"'And what are you?' the detective asked. 'Nothing, Sir,' I said with a big black grin'" (Ch. 7). The detective was British. The year was 1920. The city was London. The immediate setting was the newspaper office of Lydia Pankhurst's radical the Workers' Dreadnought. The young man with the big black grin was Jamaican-American poet Claude McKay. He recounts the incident in his 1937 autobiography, A LONG WAY FROM HOME. *** After years in the USA, studying in college and working, McKay had gone to England. He published there a book of verse, SPRING IN NEW HAMPSHIRE and hob-nobbed with important Brits, especially radical leftists. McKay's brief run-in with Scotland Yard came when he was writing for the Dreadnought. His boss, Ms Pankhurst, was arrested and did jail time for undermining the morale of the British Armed Forces. McKay was never detained by police in England. But "Pankhurst's arrest was the beginning of a drive against the Reds" (Ch. 7). *** On balance, Claude McKay's time in England was not happy. Critics were wary of love poetry written by a black man. To McKay, however, "the love poetry of a Negro might be in better taste than the gory poetry of a civilized British barbarian like Rudyard Kipling" (Ch. 8) *** Claude McKay built upon an older American literary genre, the life stories of runaway slaves and other American black folk reflecting on the 500-year old African diaspora. Although more simmering than boiling over with rage against white mistreatment of blacks everywhere but in the USSR, Spain, Marseilles and North Africa, McKay's autobiography records incident after incident of white cruelty or at best insensitivity to black self-consciousness and black men's desire to be proud of their race. "It is hell to belong to a suppressed minority and outcast group" (Ch. 29). *** McKay traveled far and wide and left incisive sketches of great men and women whom he encountered, from Leon Trotsky to George Bernard Shaw, critics Frank Harris and Max Eastman, to Isadora Duncan, W.E.B. DuBois, Walter White and other writers black and white. The narrative is nicely structured, selective of facts rather than exhaustive in detail.
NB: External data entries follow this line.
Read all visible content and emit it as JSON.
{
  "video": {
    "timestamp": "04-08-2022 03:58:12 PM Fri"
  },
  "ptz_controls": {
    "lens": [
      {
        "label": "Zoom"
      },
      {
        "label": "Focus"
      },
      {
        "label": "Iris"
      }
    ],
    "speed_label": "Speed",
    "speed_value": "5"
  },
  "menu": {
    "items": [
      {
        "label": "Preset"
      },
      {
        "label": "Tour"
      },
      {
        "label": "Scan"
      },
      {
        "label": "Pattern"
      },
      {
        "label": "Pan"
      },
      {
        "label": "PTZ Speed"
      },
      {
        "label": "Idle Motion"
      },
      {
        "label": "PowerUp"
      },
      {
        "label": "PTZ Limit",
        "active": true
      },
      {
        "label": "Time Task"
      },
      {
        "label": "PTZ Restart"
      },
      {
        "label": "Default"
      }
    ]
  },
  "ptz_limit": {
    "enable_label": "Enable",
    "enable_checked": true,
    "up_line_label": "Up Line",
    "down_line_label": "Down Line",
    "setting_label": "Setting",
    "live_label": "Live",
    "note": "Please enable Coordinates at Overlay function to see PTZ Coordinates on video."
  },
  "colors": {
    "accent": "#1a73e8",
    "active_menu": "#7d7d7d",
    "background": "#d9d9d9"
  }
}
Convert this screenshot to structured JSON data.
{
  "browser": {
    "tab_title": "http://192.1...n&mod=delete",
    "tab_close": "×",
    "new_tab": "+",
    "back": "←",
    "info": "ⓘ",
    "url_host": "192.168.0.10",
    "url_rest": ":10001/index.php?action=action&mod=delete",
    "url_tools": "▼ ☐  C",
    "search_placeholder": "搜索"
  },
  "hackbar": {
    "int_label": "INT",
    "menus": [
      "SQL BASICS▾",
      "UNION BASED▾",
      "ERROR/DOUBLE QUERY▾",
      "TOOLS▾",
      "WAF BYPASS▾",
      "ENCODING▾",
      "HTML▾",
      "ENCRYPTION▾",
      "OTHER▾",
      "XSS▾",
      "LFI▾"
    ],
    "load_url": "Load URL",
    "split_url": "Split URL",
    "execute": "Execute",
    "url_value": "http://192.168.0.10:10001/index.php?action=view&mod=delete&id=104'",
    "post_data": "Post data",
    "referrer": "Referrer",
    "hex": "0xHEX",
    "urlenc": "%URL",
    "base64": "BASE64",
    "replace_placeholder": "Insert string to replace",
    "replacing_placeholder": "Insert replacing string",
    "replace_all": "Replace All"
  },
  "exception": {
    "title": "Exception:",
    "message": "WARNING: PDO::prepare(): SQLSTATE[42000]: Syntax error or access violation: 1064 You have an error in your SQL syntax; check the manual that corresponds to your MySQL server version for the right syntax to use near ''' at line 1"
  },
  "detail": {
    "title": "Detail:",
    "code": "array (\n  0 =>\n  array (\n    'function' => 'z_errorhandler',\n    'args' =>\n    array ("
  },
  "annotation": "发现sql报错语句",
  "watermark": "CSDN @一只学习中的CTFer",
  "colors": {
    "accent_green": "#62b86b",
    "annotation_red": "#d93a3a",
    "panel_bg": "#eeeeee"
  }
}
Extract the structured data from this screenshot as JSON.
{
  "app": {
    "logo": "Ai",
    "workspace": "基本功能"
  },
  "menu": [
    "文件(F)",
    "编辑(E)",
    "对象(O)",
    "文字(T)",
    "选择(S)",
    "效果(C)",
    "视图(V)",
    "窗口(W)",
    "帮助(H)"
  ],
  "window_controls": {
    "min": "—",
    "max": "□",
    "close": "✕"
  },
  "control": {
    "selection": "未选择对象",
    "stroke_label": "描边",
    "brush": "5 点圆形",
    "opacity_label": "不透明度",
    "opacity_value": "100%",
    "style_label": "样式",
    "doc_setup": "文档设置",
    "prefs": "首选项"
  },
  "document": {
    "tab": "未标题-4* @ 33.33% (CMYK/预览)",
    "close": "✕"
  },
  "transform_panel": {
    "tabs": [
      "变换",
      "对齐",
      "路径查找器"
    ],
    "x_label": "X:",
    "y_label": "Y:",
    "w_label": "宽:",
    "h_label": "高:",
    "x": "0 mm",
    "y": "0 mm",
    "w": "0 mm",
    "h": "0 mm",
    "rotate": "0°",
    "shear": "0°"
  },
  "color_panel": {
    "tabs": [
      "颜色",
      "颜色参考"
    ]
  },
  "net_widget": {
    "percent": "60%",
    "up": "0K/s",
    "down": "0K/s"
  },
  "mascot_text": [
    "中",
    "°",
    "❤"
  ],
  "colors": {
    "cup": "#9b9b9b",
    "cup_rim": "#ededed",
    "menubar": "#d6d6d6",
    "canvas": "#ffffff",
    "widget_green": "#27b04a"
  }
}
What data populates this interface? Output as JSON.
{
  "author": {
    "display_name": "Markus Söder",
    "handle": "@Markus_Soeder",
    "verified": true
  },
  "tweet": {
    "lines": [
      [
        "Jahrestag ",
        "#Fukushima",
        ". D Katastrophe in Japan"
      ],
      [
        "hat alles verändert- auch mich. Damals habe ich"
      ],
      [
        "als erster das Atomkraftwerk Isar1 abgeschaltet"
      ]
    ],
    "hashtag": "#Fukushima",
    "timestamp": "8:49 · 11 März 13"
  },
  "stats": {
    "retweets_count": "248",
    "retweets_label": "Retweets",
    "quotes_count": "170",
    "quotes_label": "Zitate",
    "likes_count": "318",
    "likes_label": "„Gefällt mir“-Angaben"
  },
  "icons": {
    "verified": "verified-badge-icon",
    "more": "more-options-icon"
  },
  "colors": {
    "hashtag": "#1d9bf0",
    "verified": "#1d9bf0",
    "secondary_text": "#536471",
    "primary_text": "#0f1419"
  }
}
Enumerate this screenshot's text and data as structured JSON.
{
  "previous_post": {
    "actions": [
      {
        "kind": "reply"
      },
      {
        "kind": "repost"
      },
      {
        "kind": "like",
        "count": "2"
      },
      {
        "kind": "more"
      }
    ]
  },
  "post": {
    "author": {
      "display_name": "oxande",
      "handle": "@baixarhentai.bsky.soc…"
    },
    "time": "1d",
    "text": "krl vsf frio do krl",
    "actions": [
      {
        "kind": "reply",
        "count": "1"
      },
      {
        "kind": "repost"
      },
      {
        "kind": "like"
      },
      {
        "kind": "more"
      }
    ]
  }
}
World War I, the Red Summer of 1919, the Spanish Civil War, the NAACP, the Harlem Renaissance and the New Negro and much more were all experienced and commented on by a shrewd, eloquent observer. Read A LONG WAY FROM HOME and receve a healthy dose of informal adult education. -OOO-